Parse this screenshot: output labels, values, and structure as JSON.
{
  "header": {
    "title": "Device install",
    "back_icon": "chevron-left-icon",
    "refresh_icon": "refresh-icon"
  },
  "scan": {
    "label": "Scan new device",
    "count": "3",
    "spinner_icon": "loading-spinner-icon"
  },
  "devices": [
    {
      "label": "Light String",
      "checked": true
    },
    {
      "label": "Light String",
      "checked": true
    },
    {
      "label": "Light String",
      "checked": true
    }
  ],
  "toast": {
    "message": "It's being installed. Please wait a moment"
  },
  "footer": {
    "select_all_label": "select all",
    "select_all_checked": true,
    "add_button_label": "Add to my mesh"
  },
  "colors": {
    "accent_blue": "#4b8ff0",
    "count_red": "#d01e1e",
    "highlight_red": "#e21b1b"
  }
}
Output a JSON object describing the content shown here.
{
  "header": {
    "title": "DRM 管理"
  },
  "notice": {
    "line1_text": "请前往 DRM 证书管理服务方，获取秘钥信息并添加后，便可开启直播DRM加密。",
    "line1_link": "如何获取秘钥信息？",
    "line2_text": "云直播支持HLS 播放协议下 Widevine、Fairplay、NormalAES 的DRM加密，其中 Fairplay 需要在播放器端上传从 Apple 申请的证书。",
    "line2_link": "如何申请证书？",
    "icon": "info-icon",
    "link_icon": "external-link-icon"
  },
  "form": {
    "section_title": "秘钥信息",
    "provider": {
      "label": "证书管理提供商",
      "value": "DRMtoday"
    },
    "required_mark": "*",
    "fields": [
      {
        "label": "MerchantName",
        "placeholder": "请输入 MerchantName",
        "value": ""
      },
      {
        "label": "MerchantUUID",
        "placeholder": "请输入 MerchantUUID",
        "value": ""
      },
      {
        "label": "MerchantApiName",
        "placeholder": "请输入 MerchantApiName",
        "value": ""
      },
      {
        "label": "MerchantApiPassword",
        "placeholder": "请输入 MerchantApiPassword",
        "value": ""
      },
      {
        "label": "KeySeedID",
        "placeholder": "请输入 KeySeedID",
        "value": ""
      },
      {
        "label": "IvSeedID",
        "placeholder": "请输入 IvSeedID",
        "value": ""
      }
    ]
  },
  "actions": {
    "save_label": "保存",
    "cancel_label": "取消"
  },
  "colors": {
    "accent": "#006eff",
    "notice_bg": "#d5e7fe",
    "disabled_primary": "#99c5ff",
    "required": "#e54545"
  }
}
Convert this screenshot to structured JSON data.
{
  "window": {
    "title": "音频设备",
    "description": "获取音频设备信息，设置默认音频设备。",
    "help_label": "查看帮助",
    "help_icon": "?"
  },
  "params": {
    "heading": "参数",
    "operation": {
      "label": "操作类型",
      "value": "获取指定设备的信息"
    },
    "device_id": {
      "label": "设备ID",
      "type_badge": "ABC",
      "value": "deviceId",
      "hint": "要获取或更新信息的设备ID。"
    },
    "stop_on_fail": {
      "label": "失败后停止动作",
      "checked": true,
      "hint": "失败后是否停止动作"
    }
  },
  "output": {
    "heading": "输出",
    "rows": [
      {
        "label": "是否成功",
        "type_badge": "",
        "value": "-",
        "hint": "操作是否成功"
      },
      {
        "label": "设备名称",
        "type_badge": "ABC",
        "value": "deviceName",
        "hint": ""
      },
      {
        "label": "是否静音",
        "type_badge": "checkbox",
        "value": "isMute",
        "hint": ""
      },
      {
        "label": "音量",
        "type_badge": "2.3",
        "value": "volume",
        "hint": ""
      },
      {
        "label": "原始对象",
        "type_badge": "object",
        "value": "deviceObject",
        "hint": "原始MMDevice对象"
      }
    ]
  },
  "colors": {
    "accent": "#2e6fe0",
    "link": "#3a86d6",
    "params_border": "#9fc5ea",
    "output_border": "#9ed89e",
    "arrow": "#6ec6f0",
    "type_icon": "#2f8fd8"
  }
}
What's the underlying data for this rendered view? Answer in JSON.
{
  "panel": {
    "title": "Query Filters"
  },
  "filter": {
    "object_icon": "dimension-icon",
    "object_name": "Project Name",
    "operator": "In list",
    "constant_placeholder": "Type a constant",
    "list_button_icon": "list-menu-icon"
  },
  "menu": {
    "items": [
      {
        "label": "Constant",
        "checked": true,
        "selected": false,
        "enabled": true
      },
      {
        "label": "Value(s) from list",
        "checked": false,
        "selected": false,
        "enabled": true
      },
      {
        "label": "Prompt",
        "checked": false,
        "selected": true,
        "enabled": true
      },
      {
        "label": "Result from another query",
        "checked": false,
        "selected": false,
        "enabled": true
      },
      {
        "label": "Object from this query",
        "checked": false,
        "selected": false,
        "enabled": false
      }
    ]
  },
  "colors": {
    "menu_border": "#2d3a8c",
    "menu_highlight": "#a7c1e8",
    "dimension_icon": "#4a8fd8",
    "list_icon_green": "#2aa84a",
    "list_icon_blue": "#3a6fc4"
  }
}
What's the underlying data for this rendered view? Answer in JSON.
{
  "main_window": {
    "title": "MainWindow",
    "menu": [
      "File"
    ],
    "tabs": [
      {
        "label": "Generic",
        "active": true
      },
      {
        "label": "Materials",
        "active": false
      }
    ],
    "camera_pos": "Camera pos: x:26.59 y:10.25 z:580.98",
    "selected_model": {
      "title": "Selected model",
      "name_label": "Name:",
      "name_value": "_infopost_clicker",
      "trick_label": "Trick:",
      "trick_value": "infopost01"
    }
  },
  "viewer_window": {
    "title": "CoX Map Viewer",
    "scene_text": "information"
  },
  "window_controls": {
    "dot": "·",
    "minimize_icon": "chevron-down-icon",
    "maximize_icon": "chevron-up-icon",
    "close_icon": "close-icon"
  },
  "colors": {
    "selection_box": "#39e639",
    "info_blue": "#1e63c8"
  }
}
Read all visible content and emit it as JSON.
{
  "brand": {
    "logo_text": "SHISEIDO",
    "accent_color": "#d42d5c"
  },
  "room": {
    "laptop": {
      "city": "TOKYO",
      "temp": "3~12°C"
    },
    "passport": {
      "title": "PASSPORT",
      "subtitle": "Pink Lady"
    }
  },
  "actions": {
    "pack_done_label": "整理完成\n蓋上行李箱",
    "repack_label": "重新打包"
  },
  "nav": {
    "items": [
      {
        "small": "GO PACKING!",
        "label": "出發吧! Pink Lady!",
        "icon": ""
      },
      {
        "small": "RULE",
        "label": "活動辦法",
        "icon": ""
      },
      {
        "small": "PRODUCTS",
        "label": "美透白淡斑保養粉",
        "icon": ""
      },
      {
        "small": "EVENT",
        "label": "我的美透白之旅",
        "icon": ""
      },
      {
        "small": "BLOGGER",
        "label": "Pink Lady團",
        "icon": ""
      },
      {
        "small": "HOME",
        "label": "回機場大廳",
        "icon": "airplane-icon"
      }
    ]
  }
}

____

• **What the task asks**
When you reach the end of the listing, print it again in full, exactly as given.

• **Written answer**
Parse this screenshot: output labels, values, and structure as JSON.
{
  "header": {
    "title": "Device install",
    "back_icon": "chevron-left-icon",
    "refresh_icon": "refresh-icon"
  },
  "scan": {
    "label": "Scan new device",
    "count": "3",
    "spinner_icon": "loading-spinner-icon"
  },
  "devices": [
    {
      "label": "Light String",
      "checked": true
    },
    {
      "label": "Light String",
      "checked": true
    },
    {
      "label": "Light String",
      "checked": true
    }
  ],
  "toast": {
    "message": "It's being installed. Please wait a moment"
  },
  "footer": {
    "select_all_label": "select all",
    "select_all_checked": true,
    "add_button_label": "Add to my mesh"
  },
  "colors": {
    "accent_blue": "#4b8ff0",
    "count_red": "#d01e1e",
    "highlight_red": "#e21b1b"
  }
}
Output a JSON object describing the content shown here.
{
  "header": {
    "title": "DRM 管理"
  },
  "notice": {
    "line1_text": "请前往 DRM 证书管理服务方，获取秘钥信息并添加后，便可开启直播DRM加密。",
    "line1_link": "如何获取秘钥信息？",
    "line2_text": "云直播支持HLS 播放协议下 Widevine、Fairplay、NormalAES 的DRM加密，其中 Fairplay 需要在播放器端上传从 Apple 申请的证书。",
    "line2_link": "如何申请证书？",
    "icon": "info-icon",
    "link_icon": "external-link-icon"
  },
  "form": {
    "section_title": "秘钥信息",
    "provider": {
      "label": "证书管理提供商",
      "value": "DRMtoday"
    },
    "required_mark": "*",
    "fields": [
      {
        "label": "MerchantName",
        "placeholder": "请输入 MerchantName",
        "value": ""
      },
      {
        "label": "MerchantUUID",
        "placeholder": "请输入 MerchantUUID",
        "value": ""
      },
      {
        "label": "MerchantApiName",
        "placeholder": "请输入 MerchantApiName",
        "value": ""
      },
      {
        "label": "MerchantApiPassword",
        "placeholder": "请输入 MerchantApiPassword",
        "value": ""
      },
      {
        "label": "KeySeedID",
        "placeholder": "请输入 KeySeedID",
        "value": ""
      },
      {
        "label": "IvSeedID",
        "placeholder": "请输入 IvSeedID",
        "value": ""
      }
    ]
  },
  "actions": {
    "save_label": "保存",
    "cancel_label": "取消"
  },
  "colors": {
    "accent": "#006eff",
    "notice_bg": "#d5e7fe",
    "disabled_primary": "#99c5ff",
    "required": "#e54545"
  }
}
Convert this screenshot to structured JSON data.
{
  "window": {
    "title": "音频设备",
    "description": "获取音频设备信息，设置默认音频设备。",
    "help_label": "查看帮助",
    "help_icon": "?"
  },
  "params": {
    "heading": "参数",
    "operation": {
      "label": "操作类型",
      "value": "获取指定设备的信息"
    },
    "device_id": {
      "label": "设备ID",
      "type_badge": "ABC",
      "value": "deviceId",
      "hint": "要获取或更新信息的设备ID。"
    },
    "stop_on_fail": {
      "label": "失败后停止动作",
      "checked": true,
      "hint": "失败后是否停止动作"
    }
  },
  "output": {
    "heading": "输出",
    "rows": [
      {
        "label": "是否成功",
        "type_badge": "",
        "value": "-",
        "hint": "操作是否成功"
      },
      {
        "label": "设备名称",
        "type_badge": "ABC",
        "value": "deviceName",
        "hint": ""
      },
      {
        "label": "是否静音",
        "type_badge": "checkbox",
        "value": "isMute",
        "hint": ""
      },
      {
        "label": "音量",
        "type_badge": "2.3",
        "value": "volume",
        "hint": ""
      },
      {
        "label": "原始对象",
        "type_badge": "object",
        "value": "deviceObject",
        "hint": "原始MMDevice对象"
      }
    ]
  },
  "colors": {
    "accent": "#2e6fe0",
    "link": "#3a86d6",
    "params_border": "#9fc5ea",
    "output_border": "#9ed89e",
    "arrow": "#6ec6f0",
    "type_icon": "#2f8fd8"
  }
}
What's the underlying data for this rendered view? Answer in JSON.
{
  "panel": {
    "title": "Query Filters"
  },
  "filter": {
    "object_icon": "dimension-icon",
    "object_name": "Project Name",
    "operator": "In list",
    "constant_placeholder": "Type a constant",
    "list_button_icon": "list-menu-icon"
  },
  "menu": {
    "items": [
      {
        "label": "Constant",
        "checked": true,
        "selected": false,
        "enabled": true
      },
      {
        "label": "Value(s) from list",
        "checked": false,
        "selected": false,
        "enabled": true
      },
      {
        "label": "Prompt",
        "checked": false,
        "selected": true,
        "enabled": true
      },
      {
        "label": "Result from another query",
        "checked": false,
        "selected": false,
        "enabled": true
      },
      {
        "label": "Object from this query",
        "checked": false,
        "selected": false,
        "enabled": false
      }
    ]
  },
  "colors": {
    "menu_border": "#2d3a8c",
    "menu_highlight": "#a7c1e8",
    "dimension_icon": "#4a8fd8",
    "list_icon_green": "#2aa84a",
    "list_icon_blue": "#3a6fc4"
  }
}
What's the underlying data for this rendered view? Answer in JSON.
{
  "main_window": {
    "title": "MainWindow",
    "menu": [
      "File"
    ],
    "tabs": [
      {
        "label": "Generic",
        "active": true
      },
      {
        "label": "Materials",
        "active": false
      }
    ],
    "camera_pos": "Camera pos: x:26.59 y:10.25 z:580.98",
    "selected_model": {
      "title": "Selected model",
      "name_label": "Name:",
      "name_value": "_infopost_clicker",
      "trick_label": "Trick:",
      "trick_value": "infopost01"
    }
  },
  "viewer_window": {
    "title": "CoX Map Viewer",
    "scene_text": "information"
  },
  "window_controls": {
    "dot": "·",
    "minimize_icon": "chevron-down-icon",
    "maximize_icon": "chevron-up-icon",
    "close_icon": "close-icon"
  },
  "colors": {
    "selection_box": "#39e639",
    "info_blue": "#1e63c8"
  }
}
Read all visible content and emit it as JSON.
{
  "brand": {
    "logo_text": "SHISEIDO",
    "accent_color": "#d42d5c"
  },
  "room": {
    "laptop": {
      "city": "TOKYO",
      "temp": "3~12°C"
    },
    "passport": {
      "title": "PASSPORT",
      "subtitle": "Pink Lady"
    }
  },
  "actions": {
    "pack_done_label": "整理完成\n蓋上行李箱",
    "repack_label": "重新打包"
  },
  "nav": {
    "items": [
      {
        "small": "GO PACKING!",
        "label": "出發吧! Pink Lady!",
        "icon": ""
      },
      {
        "small": "RULE",
        "label": "活動辦法",
        "icon": ""
      },
      {
        "small": "PRODUCTS",
        "label": "美透白淡斑保養粉",
        "icon": ""
      },
      {
        "small": "EVENT",
        "label": "我的美透白之旅",
        "icon": ""
      },
      {
        "small": "BLOGGER",
        "label": "Pink Lady團",
        "icon": ""
      },
      {
        "small": "HOME",
        "label": "回機場大廳",
        "icon": "airplane-icon"
      }
    ]
  }
}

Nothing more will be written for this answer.